Data records
·····

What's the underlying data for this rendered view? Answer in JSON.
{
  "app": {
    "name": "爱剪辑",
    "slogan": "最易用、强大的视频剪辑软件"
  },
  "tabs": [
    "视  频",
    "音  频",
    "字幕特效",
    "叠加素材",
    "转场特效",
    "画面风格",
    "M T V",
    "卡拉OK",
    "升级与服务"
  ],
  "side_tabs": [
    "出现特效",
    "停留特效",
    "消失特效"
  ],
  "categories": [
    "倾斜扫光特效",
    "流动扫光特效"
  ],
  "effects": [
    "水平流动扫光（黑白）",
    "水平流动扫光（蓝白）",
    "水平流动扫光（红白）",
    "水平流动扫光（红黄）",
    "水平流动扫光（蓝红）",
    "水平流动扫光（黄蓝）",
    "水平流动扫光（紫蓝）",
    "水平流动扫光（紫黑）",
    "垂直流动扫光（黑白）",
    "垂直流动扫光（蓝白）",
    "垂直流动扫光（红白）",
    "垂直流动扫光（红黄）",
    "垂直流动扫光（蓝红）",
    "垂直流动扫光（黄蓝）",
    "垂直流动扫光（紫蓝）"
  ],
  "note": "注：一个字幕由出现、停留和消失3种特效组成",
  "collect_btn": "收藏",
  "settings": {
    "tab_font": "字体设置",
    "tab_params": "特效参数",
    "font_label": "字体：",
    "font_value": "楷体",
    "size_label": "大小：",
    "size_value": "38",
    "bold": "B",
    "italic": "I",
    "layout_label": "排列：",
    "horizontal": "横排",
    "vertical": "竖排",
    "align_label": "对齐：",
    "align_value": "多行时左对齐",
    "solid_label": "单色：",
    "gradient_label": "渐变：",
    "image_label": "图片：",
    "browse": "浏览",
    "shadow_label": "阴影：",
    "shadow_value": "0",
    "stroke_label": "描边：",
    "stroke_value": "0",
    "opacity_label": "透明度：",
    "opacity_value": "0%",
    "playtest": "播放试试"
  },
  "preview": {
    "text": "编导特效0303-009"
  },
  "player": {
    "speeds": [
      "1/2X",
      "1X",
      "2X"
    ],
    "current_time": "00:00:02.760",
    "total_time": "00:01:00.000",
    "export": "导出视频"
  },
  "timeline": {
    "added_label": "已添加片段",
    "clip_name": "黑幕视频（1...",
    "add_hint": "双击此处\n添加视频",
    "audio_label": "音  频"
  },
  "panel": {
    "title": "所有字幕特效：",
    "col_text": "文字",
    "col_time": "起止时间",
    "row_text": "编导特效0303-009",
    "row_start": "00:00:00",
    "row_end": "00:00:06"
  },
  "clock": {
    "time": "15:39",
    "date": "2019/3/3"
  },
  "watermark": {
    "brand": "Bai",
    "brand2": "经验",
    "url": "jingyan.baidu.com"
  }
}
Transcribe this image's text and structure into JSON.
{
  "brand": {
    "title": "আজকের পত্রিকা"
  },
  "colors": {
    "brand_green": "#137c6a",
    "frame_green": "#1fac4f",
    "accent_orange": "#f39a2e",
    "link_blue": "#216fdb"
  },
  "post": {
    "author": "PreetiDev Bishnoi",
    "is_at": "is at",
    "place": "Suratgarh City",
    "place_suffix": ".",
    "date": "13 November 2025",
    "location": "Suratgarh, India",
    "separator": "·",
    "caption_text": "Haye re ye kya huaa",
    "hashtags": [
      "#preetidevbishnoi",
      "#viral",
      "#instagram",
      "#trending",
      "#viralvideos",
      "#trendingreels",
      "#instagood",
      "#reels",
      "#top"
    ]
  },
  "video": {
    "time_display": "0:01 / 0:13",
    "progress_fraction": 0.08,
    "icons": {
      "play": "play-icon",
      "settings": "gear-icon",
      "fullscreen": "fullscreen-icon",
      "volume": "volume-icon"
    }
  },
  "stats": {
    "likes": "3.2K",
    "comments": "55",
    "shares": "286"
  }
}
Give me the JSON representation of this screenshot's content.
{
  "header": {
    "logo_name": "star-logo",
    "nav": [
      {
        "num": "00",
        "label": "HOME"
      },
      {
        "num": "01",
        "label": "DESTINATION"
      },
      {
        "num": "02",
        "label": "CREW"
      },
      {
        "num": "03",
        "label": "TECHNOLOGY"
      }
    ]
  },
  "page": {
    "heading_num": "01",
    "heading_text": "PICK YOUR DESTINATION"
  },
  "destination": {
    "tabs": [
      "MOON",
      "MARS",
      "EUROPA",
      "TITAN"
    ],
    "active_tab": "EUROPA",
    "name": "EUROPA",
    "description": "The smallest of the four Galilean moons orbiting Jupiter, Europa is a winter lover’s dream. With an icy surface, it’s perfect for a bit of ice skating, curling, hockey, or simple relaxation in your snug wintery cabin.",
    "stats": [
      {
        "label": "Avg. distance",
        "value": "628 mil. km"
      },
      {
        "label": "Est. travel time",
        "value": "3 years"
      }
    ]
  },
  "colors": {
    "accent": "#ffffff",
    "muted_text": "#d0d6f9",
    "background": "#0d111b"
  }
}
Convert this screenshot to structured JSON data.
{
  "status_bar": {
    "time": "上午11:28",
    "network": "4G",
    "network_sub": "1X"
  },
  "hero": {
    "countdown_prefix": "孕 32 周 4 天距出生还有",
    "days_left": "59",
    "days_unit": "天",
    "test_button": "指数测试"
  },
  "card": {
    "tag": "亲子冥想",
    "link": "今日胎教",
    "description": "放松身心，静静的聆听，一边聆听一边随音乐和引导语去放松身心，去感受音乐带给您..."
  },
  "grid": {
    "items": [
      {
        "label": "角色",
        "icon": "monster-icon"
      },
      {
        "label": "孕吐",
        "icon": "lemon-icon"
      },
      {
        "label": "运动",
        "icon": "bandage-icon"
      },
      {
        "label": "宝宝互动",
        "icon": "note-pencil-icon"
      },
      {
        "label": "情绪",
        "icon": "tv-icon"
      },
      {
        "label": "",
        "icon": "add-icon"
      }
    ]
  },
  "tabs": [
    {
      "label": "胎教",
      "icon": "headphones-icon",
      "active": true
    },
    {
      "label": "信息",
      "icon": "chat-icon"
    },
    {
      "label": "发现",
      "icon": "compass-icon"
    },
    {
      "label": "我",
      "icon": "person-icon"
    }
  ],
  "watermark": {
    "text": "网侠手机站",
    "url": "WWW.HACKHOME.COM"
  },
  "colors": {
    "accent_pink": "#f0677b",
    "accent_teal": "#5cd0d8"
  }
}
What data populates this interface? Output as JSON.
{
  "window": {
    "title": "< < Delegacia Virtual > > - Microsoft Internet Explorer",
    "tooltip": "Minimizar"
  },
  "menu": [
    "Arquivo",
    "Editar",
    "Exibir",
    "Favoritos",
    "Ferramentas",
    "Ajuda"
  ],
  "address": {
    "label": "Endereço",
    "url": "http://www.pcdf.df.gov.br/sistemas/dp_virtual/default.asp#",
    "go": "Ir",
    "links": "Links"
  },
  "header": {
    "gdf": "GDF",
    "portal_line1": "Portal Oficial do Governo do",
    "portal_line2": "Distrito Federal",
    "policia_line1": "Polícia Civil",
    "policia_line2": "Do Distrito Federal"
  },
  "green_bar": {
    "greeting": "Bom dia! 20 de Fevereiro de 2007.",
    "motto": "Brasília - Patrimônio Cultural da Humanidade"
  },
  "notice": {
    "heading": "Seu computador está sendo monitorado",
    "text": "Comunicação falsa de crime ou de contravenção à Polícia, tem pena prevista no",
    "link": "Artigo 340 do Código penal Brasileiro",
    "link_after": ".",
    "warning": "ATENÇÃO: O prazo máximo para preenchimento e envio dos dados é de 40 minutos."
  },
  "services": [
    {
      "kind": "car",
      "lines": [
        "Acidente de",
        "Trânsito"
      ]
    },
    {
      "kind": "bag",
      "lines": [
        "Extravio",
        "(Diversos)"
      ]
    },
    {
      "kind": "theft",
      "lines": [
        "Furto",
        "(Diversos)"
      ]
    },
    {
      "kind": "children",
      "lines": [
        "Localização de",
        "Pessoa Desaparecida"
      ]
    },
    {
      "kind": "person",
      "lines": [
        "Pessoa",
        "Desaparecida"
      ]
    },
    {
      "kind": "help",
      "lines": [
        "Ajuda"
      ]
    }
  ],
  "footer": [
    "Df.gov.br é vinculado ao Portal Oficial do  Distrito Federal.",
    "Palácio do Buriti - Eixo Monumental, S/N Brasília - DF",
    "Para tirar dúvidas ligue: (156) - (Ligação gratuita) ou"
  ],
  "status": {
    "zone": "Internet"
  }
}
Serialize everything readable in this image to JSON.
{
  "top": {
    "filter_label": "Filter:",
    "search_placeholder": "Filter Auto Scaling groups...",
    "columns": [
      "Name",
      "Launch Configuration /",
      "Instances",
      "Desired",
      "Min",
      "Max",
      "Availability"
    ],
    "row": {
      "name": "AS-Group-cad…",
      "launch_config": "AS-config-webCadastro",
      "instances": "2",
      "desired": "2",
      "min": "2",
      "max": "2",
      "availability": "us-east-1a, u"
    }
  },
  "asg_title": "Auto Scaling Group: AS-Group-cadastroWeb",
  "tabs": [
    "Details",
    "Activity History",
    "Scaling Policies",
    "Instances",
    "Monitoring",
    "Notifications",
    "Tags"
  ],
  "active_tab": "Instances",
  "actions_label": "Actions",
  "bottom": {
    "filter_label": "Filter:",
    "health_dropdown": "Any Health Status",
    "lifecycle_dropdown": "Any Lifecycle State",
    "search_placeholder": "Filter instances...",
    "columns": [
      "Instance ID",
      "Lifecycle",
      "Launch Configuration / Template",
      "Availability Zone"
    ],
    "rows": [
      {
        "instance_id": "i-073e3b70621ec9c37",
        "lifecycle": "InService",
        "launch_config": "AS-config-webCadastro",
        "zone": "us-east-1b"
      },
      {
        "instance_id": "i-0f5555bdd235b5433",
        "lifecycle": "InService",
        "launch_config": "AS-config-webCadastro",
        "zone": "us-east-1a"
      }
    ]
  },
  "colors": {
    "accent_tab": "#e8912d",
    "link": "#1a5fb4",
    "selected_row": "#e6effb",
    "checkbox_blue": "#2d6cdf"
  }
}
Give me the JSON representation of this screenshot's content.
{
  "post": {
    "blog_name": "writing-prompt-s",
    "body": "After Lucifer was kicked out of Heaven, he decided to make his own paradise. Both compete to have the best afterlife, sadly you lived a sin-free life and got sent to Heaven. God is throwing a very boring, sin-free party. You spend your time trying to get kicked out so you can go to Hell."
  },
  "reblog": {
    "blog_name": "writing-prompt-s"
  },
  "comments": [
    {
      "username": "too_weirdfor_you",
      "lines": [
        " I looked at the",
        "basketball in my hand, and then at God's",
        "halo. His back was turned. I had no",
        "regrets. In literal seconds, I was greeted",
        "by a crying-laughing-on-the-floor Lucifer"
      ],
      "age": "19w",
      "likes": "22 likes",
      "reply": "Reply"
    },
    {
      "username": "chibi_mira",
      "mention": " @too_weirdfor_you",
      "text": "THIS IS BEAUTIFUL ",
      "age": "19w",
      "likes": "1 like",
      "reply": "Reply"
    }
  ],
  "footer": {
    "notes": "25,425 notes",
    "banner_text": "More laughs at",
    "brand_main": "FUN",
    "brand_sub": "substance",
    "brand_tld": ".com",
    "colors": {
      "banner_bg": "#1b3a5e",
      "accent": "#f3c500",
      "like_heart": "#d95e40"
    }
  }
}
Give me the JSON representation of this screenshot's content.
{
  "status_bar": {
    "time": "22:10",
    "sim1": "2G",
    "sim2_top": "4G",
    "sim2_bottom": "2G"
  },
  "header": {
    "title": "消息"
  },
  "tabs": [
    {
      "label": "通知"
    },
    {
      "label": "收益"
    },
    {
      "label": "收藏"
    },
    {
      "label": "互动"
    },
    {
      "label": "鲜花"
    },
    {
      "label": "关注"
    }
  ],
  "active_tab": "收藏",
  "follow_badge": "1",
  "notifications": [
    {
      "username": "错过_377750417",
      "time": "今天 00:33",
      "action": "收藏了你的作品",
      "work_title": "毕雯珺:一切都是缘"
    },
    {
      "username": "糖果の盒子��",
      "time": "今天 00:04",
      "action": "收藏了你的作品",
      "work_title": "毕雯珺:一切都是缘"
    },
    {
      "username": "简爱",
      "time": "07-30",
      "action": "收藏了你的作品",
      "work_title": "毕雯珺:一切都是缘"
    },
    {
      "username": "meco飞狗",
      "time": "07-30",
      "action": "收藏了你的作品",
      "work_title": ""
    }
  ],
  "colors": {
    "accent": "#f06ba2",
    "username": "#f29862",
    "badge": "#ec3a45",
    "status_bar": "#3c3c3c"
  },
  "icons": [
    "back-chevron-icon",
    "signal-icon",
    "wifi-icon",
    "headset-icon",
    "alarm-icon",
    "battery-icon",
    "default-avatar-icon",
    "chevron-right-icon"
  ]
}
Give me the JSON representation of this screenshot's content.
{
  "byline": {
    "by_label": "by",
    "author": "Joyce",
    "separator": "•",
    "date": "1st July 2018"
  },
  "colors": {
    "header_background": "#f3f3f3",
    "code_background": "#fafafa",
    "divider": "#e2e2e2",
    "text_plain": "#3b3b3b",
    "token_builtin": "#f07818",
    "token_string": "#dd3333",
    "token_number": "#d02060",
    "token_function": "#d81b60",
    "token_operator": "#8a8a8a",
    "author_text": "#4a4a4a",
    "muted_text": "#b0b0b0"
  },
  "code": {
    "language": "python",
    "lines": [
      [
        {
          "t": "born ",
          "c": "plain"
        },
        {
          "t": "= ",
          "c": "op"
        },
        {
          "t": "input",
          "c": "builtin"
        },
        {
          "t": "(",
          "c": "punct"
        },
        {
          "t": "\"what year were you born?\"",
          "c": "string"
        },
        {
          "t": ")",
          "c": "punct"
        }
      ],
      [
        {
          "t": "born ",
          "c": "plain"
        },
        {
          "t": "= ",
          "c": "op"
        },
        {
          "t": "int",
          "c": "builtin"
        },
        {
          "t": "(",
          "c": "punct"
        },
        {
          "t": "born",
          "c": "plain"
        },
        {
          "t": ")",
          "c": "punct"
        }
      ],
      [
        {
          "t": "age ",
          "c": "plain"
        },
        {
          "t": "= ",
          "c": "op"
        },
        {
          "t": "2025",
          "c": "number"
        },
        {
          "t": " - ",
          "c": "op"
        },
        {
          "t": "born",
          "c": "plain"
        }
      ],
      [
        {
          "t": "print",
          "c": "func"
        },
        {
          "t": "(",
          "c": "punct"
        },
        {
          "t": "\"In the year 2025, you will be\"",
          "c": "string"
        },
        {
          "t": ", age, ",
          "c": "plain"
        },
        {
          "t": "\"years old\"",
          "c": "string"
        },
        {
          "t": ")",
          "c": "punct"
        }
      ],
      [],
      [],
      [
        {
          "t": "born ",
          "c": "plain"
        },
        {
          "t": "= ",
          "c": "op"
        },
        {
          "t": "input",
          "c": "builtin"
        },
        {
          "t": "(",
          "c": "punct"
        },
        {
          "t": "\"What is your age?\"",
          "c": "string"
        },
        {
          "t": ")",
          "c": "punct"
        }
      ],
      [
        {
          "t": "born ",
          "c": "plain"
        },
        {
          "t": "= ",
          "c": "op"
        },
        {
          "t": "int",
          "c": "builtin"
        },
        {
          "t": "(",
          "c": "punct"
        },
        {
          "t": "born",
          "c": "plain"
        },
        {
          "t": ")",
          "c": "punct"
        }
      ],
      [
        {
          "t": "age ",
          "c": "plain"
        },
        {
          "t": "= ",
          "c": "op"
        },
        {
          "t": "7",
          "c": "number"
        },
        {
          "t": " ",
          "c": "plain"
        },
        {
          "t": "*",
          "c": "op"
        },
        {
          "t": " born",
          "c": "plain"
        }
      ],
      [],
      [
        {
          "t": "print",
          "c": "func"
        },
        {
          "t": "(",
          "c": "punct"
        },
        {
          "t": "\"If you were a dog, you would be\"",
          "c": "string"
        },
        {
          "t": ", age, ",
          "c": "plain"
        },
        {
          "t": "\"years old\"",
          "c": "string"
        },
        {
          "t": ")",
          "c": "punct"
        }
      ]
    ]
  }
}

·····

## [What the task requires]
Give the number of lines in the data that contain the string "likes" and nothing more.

## [Task answer]
3